In the late 1970s, London Country was influential in a further re-branding, for a re-launch of its Green Line coach network. The company got special dispensation from NBC headquarters for a new regional coach livery – a white coach with a broad green band incorporating the red and blue National symbol on a white background, and Green Line branding in large white National Alphabet lettering. Similar designs for regional coach services were later adopted by other NBC subsidiaries – for example, Eastern Counties’ ‘Eastline’ network in the early 1980s.
As the manager responsible for producing all of the company’s publicity material, Bernard found the corporate identity’s guidelines on publicity helpful. “The new identity – the symbol, typefaces and so on – was helpful in many ways as it provided a good framework for our own creativity. NBC, like the Tilling Group before it, had a central publicity department in the 1970s which was there to help companies with material and design, but they never dictated what was used. At the time I poked fun at the new concept, but I embraced its value in virtually everything we produced.”
NBC produced a catalogue of standard advertisements and graphics each year which could be used locally in press, leaflets and bus-side advertisements, but operating companies were free to adapt them for local circumstances. “There was no real pressure or constraint on local publicity” Bernard recalls. “While the use of advertising for National services was totally standardised, there were few rules for local advertising – other than the use of the NBC symbol and typeface for company names, and a few specific rules such as the size and format of local bus timetables.

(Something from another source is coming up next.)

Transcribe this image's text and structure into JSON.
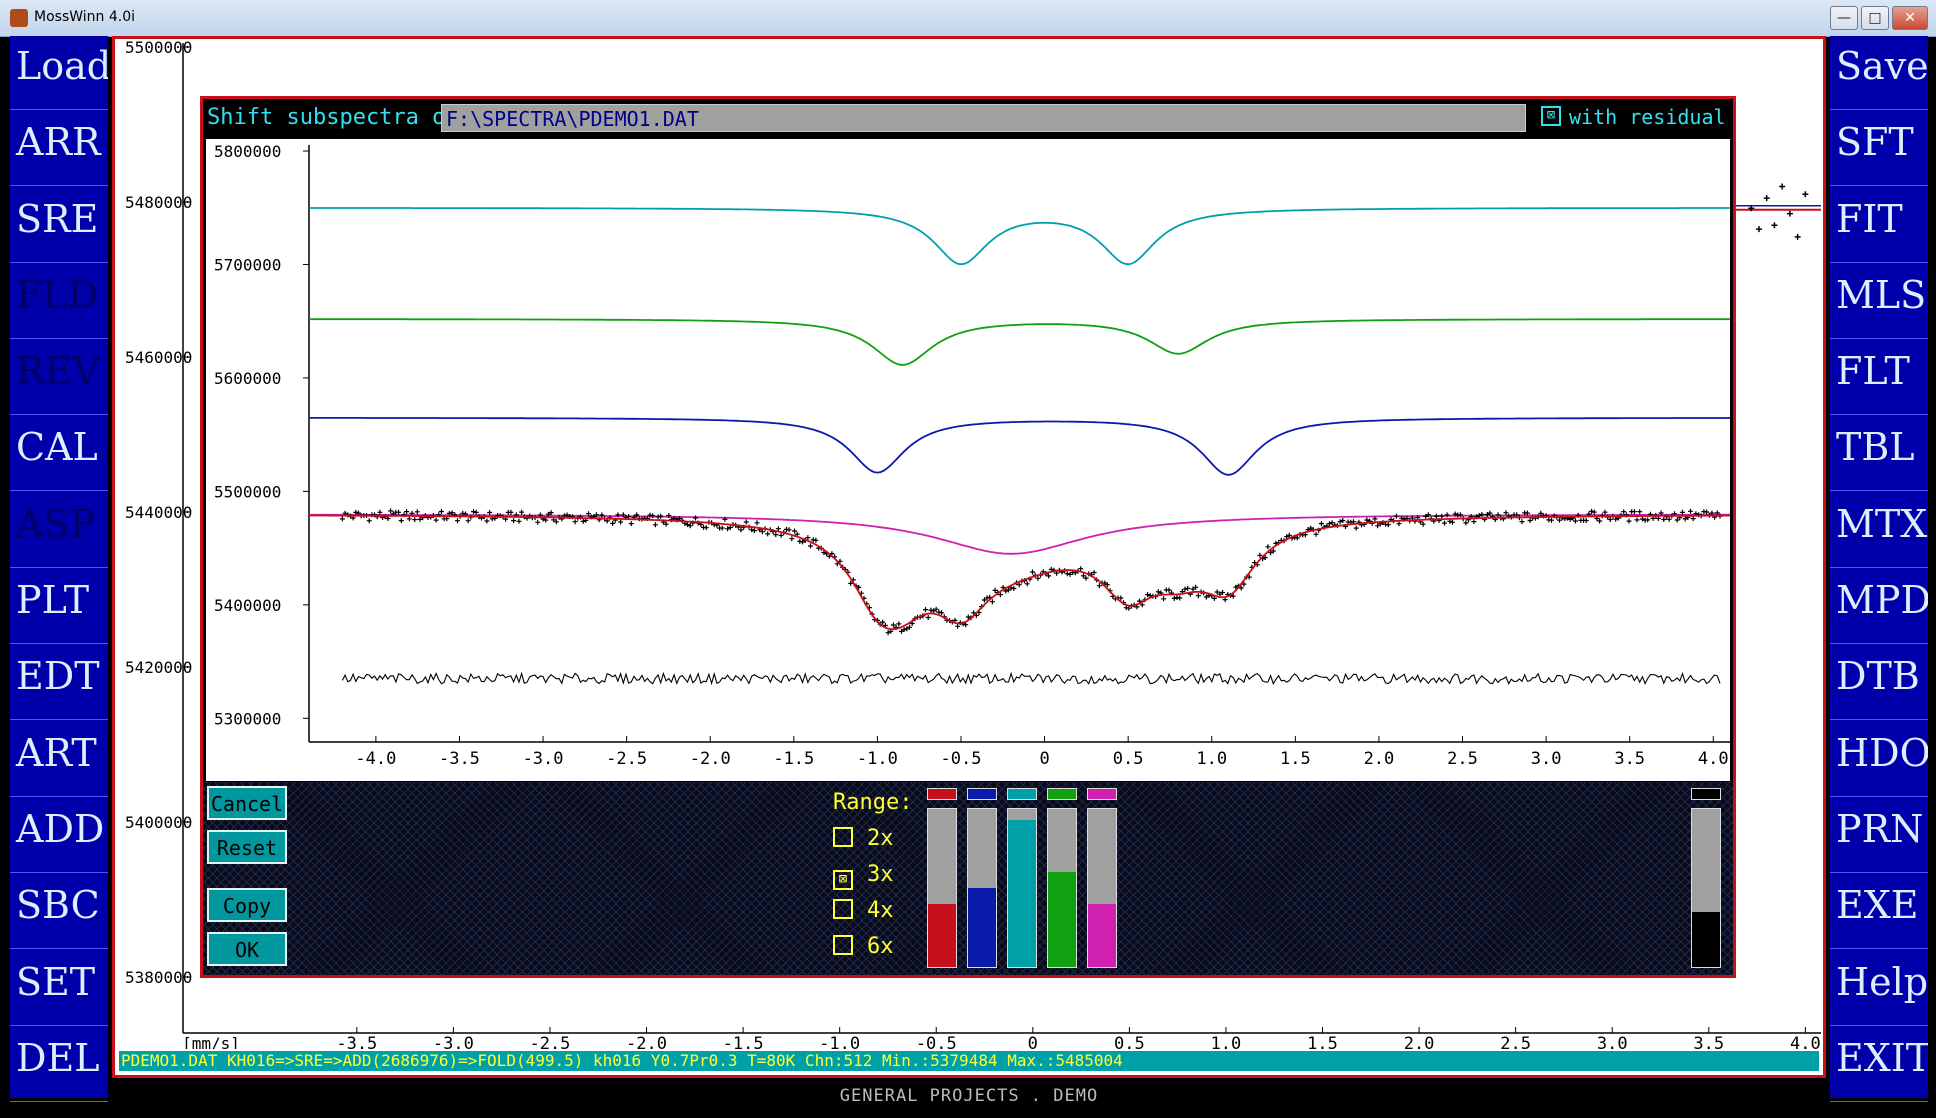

Bernard was party to a strange incident at the very start of the roll-out of the new identity. As for all NBC companies, photographic negatives of the NBC symbol and the company’s fleetname in the new National lettering were sent to London Country, so that they could be faithfully produced on stationary, publicity and signage without anomalies. (The vehicle transfers were supplied centrally by NBC for the same reason.) “Ours arrived, and I had to get straight on the phone to NBC headquarters.” Bernard remembers. “I rang up and asked if they had decided to rename the company.” In slight disbelief, Bernard found that the negatives he has been sent for use across the entire company read not ‘London Country’ – but ‘London Counties’. A few moments of horror followed at the other end of the telephone line. After rapid consultation, the instruction from NBC headquarters was: “Destroy it!”. Happily for posterity, this stern instruction somehow slipped Bernard’s mind, and the negative is still in his possession. For this project – and for the first time in nearly 50 years – Bernard used the negative as intended to give a faithful reproduction of an exceptionally short-lived official NBC fleetname: LONDON COUNTIES.
Many thanks to Bernard Davies for talking to us about his experiences at London Country and for sharing items from his collection; to the Bus Archive for access to the NBC publicity catalogues and to Michael Ellis of the Purley Transport Preservation Group and John Atkinson, for the photographs of RT604.